WORKING DATA:

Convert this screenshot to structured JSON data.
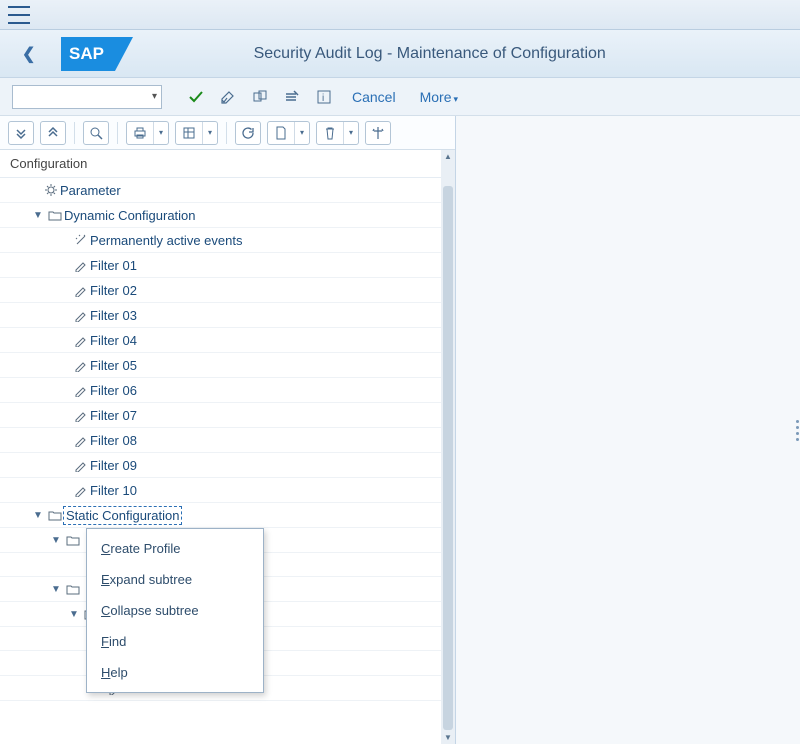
{
  "header": {
    "title": "Security Audit Log - Maintenance of Configuration"
  },
  "toolbar1": {
    "cancel": "Cancel",
    "more": "More"
  },
  "tree": {
    "head": "Configuration",
    "parameter": "Parameter",
    "dynamic": "Dynamic Configuration",
    "permActive": "Permanently active events",
    "filters": [
      "Filter 01",
      "Filter 02",
      "Filter 03",
      "Filter 04",
      "Filter 05",
      "Filter 06",
      "Filter 07",
      "Filter 08",
      "Filter 09",
      "Filter 10"
    ],
    "static": "Static Configuration",
    "partialFilter": "Filter 01"
  },
  "contextMenu": {
    "createProfile_pre": "C",
    "createProfile_post": "reate Profile",
    "expand_pre": "E",
    "expand_post": "xpand subtree",
    "collapse_pre": "C",
    "collapse_post": "ollapse subtree",
    "find_pre": "F",
    "find_post": "ind",
    "help_pre": "H",
    "help_post": "elp"
  }
}
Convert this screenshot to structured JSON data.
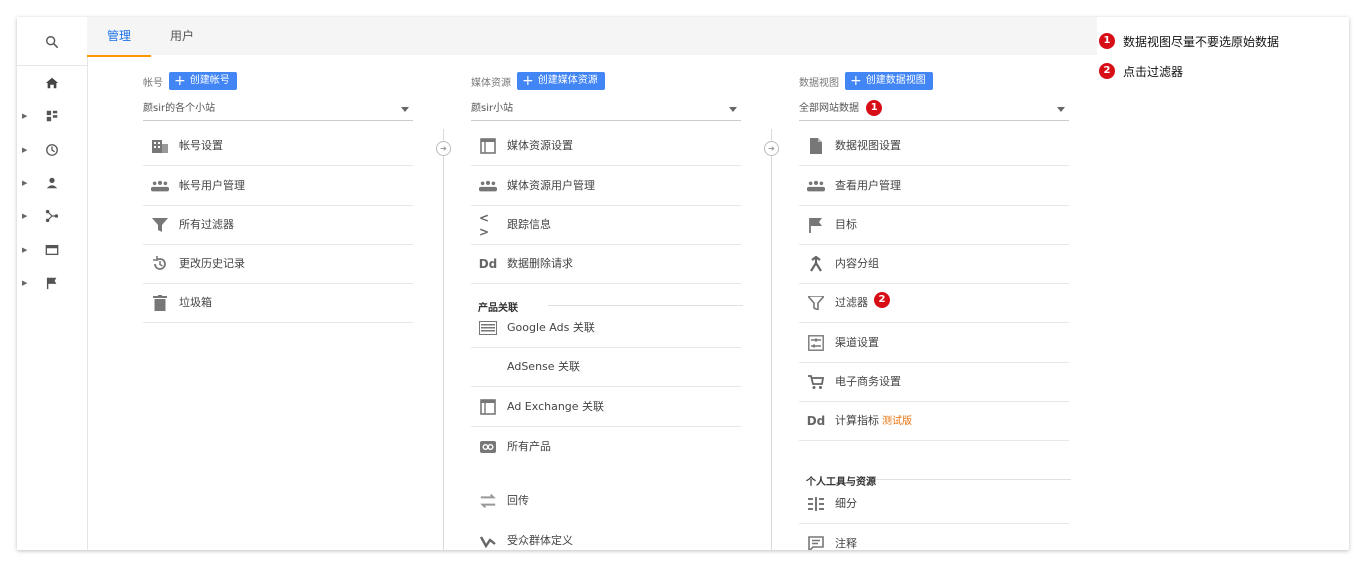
{
  "tabs": [
    {
      "label": "管理",
      "active": true
    },
    {
      "label": "用户",
      "active": false
    }
  ],
  "rail": {
    "items": [
      "search-icon",
      "home-icon",
      "dashboard-icon",
      "clock-icon",
      "person-icon",
      "share-icon",
      "card-icon",
      "flag-icon"
    ]
  },
  "account": {
    "header": "帐号",
    "create_label": "创建帐号",
    "selected": "颜sir的各个小站",
    "items": [
      {
        "label": "帐号设置",
        "icon": "building-icon"
      },
      {
        "label": "帐号用户管理",
        "icon": "users-icon"
      },
      {
        "label": "所有过滤器",
        "icon": "filter-icon"
      },
      {
        "label": "更改历史记录",
        "icon": "history-icon"
      },
      {
        "label": "垃圾箱",
        "icon": "trash-icon"
      }
    ]
  },
  "property": {
    "header": "媒体资源",
    "create_label": "创建媒体资源",
    "selected": "颜sir小站",
    "items": [
      {
        "label": "媒体资源设置",
        "icon": "window-icon"
      },
      {
        "label": "媒体资源用户管理",
        "icon": "users-icon"
      },
      {
        "label": "跟踪信息",
        "icon": "code-icon"
      },
      {
        "label": "数据删除请求",
        "icon": "dd-icon"
      }
    ],
    "product_section": "产品关联",
    "products": [
      {
        "label": "Google Ads 关联",
        "icon": "ads-icon"
      },
      {
        "label": "AdSense 关联",
        "icon": ""
      },
      {
        "label": "Ad Exchange 关联",
        "icon": "window-icon"
      },
      {
        "label": "所有产品",
        "icon": "link-icon"
      }
    ],
    "extra": [
      {
        "label": "回传",
        "icon": "postback-icon"
      },
      {
        "label": "受众群体定义",
        "icon": "audience-icon"
      }
    ]
  },
  "view": {
    "header": "数据视图",
    "create_label": "创建数据视图",
    "selected": "全部网站数据",
    "items": [
      {
        "label": "数据视图设置",
        "icon": "document-icon"
      },
      {
        "label": "查看用户管理",
        "icon": "users-icon"
      },
      {
        "label": "目标",
        "icon": "flag-icon"
      },
      {
        "label": "内容分组",
        "icon": "group-icon"
      },
      {
        "label": "过滤器",
        "icon": "filter-icon"
      },
      {
        "label": "渠道设置",
        "icon": "channel-icon"
      },
      {
        "label": "电子商务设置",
        "icon": "cart-icon"
      },
      {
        "label": "计算指标",
        "icon": "dd-icon",
        "beta": "测试版"
      }
    ],
    "tools_section": "个人工具与资源",
    "tools": [
      {
        "label": "细分",
        "icon": "segment-icon"
      },
      {
        "label": "注释",
        "icon": "comment-icon"
      }
    ]
  },
  "badges": {
    "one": "1",
    "two": "2"
  },
  "notes": [
    {
      "num": "1",
      "text": "数据视图尽量不要选原始数据"
    },
    {
      "num": "2",
      "text": "点击过滤器"
    }
  ],
  "colors": {
    "accent": "#1a73e8",
    "tab_underline": "#ff9800",
    "button": "#4285f4",
    "badge": "#d80e16",
    "beta": "#e8710a"
  }
}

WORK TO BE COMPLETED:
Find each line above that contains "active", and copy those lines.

ANSWER SECTION:
    "permActive": "Permanently active events",
      "active": true
      "active": false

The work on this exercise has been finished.